This article describes a teacher’s journey into prison where she delivers university writing classes. The author explores techniques and strategies that foster empowerment in prison classrooms. Based on the author’s experience and secondary research on critical pedagogy and transformative learning, she explores what it means to treat university writing students in prison like human beings and how to inspire emotionally and socially engaged learning.

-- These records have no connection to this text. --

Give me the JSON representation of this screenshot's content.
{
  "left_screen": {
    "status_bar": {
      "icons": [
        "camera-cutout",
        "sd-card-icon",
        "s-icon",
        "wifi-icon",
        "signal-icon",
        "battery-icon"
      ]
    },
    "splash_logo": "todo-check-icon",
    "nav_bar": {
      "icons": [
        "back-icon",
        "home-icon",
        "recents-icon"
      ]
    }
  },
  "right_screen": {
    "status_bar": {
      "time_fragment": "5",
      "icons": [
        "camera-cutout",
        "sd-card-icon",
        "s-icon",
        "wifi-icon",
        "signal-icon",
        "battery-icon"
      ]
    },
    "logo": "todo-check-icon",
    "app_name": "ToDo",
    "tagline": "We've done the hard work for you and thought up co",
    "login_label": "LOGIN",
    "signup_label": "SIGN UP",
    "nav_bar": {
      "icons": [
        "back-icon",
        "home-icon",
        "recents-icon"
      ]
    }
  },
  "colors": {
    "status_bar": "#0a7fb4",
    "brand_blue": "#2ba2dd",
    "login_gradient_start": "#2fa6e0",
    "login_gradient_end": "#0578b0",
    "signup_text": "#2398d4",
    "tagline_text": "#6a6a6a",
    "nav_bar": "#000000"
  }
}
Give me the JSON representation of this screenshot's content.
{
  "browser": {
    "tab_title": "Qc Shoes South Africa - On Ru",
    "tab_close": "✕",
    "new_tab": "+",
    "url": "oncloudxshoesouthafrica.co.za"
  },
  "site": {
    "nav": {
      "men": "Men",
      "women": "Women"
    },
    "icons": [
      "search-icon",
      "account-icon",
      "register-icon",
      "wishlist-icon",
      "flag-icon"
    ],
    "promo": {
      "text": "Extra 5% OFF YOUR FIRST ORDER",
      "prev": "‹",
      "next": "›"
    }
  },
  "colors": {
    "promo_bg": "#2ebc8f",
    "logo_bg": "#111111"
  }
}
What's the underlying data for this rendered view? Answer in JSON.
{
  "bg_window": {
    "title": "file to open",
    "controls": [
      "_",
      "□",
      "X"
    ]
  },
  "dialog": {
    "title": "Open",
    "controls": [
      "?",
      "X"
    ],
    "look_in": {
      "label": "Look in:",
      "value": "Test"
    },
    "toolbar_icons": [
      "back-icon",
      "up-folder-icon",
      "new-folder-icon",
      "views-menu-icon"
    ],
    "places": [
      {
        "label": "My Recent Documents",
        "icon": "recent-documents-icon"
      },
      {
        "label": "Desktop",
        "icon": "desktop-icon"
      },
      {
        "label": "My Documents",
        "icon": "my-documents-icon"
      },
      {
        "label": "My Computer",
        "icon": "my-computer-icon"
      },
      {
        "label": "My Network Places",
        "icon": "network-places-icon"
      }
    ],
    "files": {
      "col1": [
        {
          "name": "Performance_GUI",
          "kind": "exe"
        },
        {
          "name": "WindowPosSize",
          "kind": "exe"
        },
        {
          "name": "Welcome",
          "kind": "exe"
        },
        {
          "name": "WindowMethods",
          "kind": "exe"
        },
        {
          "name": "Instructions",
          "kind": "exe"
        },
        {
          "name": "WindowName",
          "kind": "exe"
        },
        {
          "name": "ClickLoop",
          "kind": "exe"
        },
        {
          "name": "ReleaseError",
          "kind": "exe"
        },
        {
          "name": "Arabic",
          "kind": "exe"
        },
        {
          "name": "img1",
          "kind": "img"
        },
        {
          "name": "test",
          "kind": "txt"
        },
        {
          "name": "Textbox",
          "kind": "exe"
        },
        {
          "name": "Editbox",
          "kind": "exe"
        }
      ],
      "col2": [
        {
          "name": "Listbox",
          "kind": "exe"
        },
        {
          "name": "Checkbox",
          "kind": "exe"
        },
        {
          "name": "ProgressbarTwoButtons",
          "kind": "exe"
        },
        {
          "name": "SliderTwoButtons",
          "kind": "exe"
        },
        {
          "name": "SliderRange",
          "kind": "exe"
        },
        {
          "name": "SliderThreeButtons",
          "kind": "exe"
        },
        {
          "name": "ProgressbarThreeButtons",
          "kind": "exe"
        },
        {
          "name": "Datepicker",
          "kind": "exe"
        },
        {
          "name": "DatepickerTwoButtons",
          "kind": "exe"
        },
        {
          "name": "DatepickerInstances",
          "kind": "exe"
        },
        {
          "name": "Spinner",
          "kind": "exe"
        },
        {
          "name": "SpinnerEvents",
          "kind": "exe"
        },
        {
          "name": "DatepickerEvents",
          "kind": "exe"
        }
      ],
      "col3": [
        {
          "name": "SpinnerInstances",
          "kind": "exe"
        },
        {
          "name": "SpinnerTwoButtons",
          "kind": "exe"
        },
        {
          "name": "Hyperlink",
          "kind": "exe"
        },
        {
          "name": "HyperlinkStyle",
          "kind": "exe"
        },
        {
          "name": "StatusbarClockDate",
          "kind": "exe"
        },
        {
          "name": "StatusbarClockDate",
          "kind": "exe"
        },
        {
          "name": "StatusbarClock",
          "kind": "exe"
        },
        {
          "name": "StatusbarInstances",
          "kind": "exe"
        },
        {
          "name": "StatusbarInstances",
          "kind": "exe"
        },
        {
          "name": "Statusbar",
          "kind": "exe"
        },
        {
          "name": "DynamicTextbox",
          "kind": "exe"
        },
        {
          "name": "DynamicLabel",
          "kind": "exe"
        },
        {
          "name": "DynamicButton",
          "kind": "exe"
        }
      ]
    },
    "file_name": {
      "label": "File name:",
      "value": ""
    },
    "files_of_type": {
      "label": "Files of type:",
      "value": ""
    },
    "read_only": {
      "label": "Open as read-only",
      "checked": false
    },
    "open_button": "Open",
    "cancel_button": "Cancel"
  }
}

This descriptive case study explored the presence of a community of inquiry among 4492 secondary learners enrolled in four asynchronous online discussion forums over a full year. The forums (Ethics and Philosophy, Reading, Astronomy and Space, and General Debates, among others not studied) were external to the students’ schools across England. The data had been archived by the sponsoring organisation. We coded 3,113 transcribed messages posted or read by students using Garrison’s Community-of-Inquiry model and coding tools--addressing social, cognitive, and teaching presence within the interactions, plus 307 online questionnaire responses from a cross-section of participants about reasons for posting or not and overall participation plus representative quotes were also presented. Of the 4,492 enrollees, 1,523 (34%) posted messages, 1,748 (39%) only read or viewed posts, and 1,222 (27%) never logged in. This posting rate was almost quadruple the rate previously reported for online communities. Participation was also wider. The largest numbers of messages reflected community-of-inquiry social presence, especially following-up others’ messages. Cognitive presence particularly reflected sharpening thinking skills and knowledge. Teaching presence included asking stimulating questions and providing encouragement. Students who only viewed others’ messages logged in frequently, reported stimulation and strong benefits in learning skills, and only occasionally reported shyness or intimidation. Active student participation and engagement include more than posting messages; they also include reading or viewing others’ posts. Community of inquiry was highly evident in the asynchronous, secondary, online setting. An asynchronous platform, with effective teaching presence, can support important qualities of a community of inquiry.